What do chaplains do?
Hospital chaplains provide an interfaith ministry with the goal of helping each individual make the best possible use of their own spiritual beliefs. The chaplain will not attempt to convert, persuade, or judge any individual's practice of faith, but will seek to offer a supportive relationship in which to process feelings, mobilize strengths, and discuss spiritual concerns.
Each chaplain is prepared to offer religious ministries consistent with his or her own faith group, and to assist patients and loved ones in identifying sources for religious ministries which they cannot provide. If the services of a spiritual leader of a particular faith group are needed, we will assist you in locating an appropriate person to help. Pastoral counseling may be provided on a short term basis for patients, families, and staff.

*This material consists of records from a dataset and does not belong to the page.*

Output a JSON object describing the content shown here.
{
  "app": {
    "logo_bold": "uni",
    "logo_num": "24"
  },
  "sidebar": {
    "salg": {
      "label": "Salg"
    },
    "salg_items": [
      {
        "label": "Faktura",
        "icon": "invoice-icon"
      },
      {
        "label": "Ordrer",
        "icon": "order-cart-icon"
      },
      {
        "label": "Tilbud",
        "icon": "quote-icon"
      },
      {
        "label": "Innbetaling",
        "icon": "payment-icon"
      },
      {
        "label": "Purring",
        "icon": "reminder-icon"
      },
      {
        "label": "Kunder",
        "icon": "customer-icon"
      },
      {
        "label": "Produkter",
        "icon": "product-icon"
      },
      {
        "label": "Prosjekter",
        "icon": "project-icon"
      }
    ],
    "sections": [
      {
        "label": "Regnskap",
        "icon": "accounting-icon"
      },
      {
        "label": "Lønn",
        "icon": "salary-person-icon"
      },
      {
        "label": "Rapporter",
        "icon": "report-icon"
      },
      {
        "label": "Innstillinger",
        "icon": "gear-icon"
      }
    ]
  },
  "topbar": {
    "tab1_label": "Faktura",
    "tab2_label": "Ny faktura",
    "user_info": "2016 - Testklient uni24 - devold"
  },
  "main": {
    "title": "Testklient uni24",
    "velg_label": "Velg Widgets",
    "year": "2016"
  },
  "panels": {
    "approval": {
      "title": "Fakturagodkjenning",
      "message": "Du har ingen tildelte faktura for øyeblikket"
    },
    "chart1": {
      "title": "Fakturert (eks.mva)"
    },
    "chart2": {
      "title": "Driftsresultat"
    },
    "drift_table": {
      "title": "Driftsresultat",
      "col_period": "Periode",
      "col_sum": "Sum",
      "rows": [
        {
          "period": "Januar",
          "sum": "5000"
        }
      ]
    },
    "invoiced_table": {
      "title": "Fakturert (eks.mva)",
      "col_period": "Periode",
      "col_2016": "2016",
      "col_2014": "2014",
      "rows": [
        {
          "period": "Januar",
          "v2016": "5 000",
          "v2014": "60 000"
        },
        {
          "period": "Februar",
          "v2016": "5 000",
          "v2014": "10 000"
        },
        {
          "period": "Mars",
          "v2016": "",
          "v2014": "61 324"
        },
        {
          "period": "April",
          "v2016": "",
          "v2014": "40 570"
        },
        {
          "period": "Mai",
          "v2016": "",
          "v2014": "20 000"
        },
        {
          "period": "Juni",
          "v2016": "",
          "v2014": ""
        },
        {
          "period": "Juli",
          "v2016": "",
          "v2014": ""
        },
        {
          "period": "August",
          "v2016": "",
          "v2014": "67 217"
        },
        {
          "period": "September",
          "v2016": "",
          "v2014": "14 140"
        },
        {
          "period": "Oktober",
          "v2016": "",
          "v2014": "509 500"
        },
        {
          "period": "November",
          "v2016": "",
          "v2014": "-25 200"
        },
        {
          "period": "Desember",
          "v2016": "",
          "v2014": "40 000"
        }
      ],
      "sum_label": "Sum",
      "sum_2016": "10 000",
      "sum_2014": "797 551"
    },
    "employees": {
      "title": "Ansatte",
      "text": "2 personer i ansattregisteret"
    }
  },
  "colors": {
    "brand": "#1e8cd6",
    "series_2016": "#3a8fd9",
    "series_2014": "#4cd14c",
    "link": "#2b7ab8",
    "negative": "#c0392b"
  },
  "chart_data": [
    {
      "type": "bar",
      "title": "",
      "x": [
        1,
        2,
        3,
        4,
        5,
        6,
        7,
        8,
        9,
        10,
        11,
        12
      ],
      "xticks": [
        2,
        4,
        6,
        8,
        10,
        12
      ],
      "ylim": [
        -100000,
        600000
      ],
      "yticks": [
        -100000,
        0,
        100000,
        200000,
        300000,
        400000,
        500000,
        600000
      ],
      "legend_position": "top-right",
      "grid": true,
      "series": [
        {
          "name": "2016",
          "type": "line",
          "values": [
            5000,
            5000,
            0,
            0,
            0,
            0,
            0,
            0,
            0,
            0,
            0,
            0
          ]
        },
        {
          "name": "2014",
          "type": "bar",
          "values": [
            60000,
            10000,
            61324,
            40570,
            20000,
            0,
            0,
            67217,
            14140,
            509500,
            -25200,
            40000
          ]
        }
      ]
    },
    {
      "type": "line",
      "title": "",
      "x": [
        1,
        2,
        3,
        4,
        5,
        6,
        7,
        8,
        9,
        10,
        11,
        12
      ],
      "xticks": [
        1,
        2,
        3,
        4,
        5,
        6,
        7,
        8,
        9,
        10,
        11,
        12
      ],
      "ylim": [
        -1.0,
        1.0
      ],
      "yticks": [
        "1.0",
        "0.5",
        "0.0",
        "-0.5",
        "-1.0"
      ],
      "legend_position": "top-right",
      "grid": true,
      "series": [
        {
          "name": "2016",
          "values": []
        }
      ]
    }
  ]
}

Hospital staff may refer patients by telephone or pager, or by eDH consult order. Patients, families, or local clergy may request a chaplain's visit by direct contact with the Chaplaincy office or through Dartmouth Hitchcock Medical Center (DHMC) staff. Chaplains may also visit without referral as an expression of our hospitality and concern. Patients' refusal of Chaplaincy visits is always respected.
Patient privacy and the Clergy Support
Area clergy are welcome to come to the Spiritual Health Office for support in locating their own parishioners.
We do not allow community clergy to visit patients who are not part of their respective congregations except as invited by the patient. Patients who choose not to be visited by Spiritual Health staff must inform their pastors of their location in the hospital if they wish to be visited by them. Any patient requesting no visits will not have their information shared by their home church from Spiritual Health.
The hospital chapel
We provide a beautiful chapel as a place for rest, reflection and renewal located in the new Patient Pavilion. The space that served as a temporary chapel in the East Mall near the space leading to the Garden of Hope is being called one of DHMC's Sacred Spaces. It is open 24 hours a day. All patients, visitors and staff are welcome to sit still in silence, meditate or pray.
Roman Catholic mass
Catholic Masses are being broadcast over channel 15 on the in-house channel.
Friday Islamic prayers
Islamic High Friday Prayers are offered in the new pavilion on level one each Friday afternoon from 1:00 to 1:20 pm. Prayer Rugs are provided.
Scriptural materials from several major religious traditions are provided in the hospital chapel, along with non-sectarian inspirational material related to the healthcare setting. Scriptures of most faith religions are available for delivery to the bedside per request of the patient or family. General distribution of literature without authorization of the Spiritual Health Office is not permitted.